§ WORK TASK
Whenever the word "icon" appears on a line of the material below, that line is counted; state the total alone.
*** Opening of PROVIDED DATA ***
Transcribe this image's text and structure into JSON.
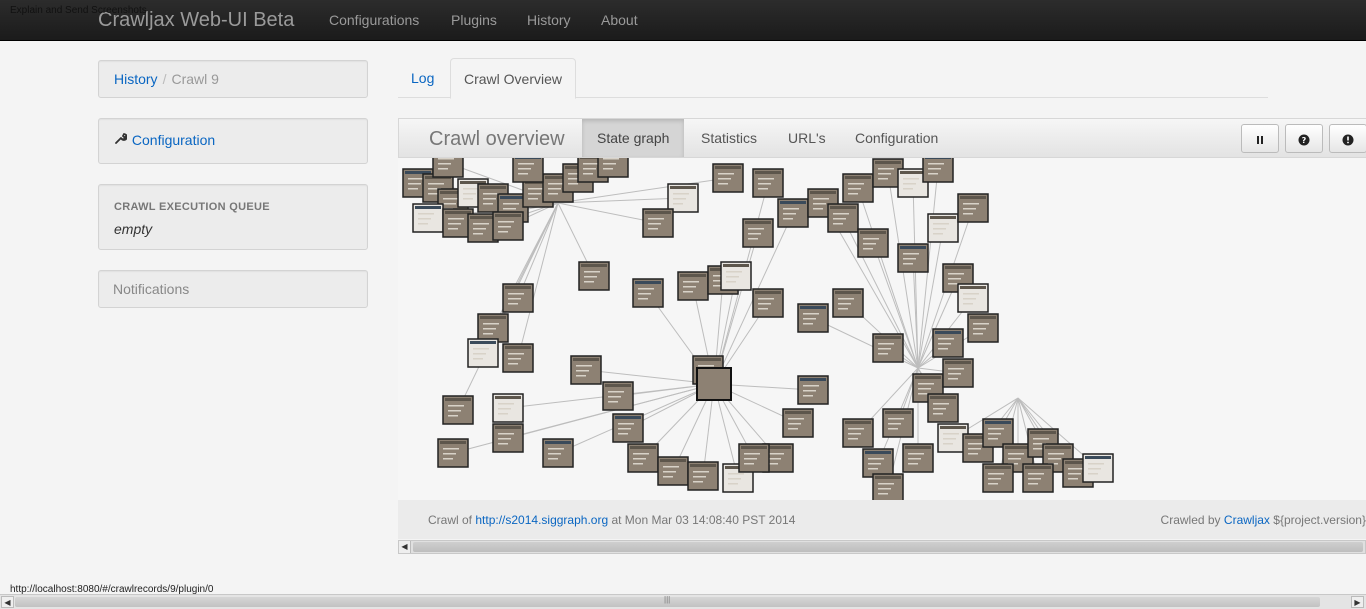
{
  "navbar": {
    "brand": "Crawljax Web-UI Beta",
    "items": [
      "Configurations",
      "Plugins",
      "History",
      "About"
    ],
    "overlay_caption": "Explain and Send Screenshots"
  },
  "sidebar": {
    "breadcrumb": {
      "parent": "History",
      "separator": "/",
      "current": "Crawl 9"
    },
    "configuration_link": "Configuration",
    "queue": {
      "header": "CRAWL EXECUTION QUEUE",
      "value": "empty"
    },
    "notifications": "Notifications"
  },
  "tabs": {
    "log": "Log",
    "overview": "Crawl Overview"
  },
  "overview": {
    "title": "Crawl overview",
    "subtabs": [
      "State graph",
      "Statistics",
      "URL's",
      "Configuration"
    ],
    "active_subtab": "State graph",
    "buttons": {
      "pause": "pause-icon",
      "help": "help-icon",
      "power": "power-icon"
    }
  },
  "graph": {
    "node_color": "#8d8173",
    "edge_color": "#bdbdbd"
  },
  "footer": {
    "prefix": "Crawl of",
    "url": "http://s2014.siggraph.org",
    "timestamp": "at Mon Mar 03 14:08:40 PST 2014",
    "crawled_by": "Crawled by",
    "crawljax": "Crawljax",
    "version": "${project.version}"
  },
  "status_bar": {
    "url": "http://localhost:8080/#/crawlrecords/9/plugin/0"
  }
}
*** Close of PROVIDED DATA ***
§ WRITTEN ANSWER
3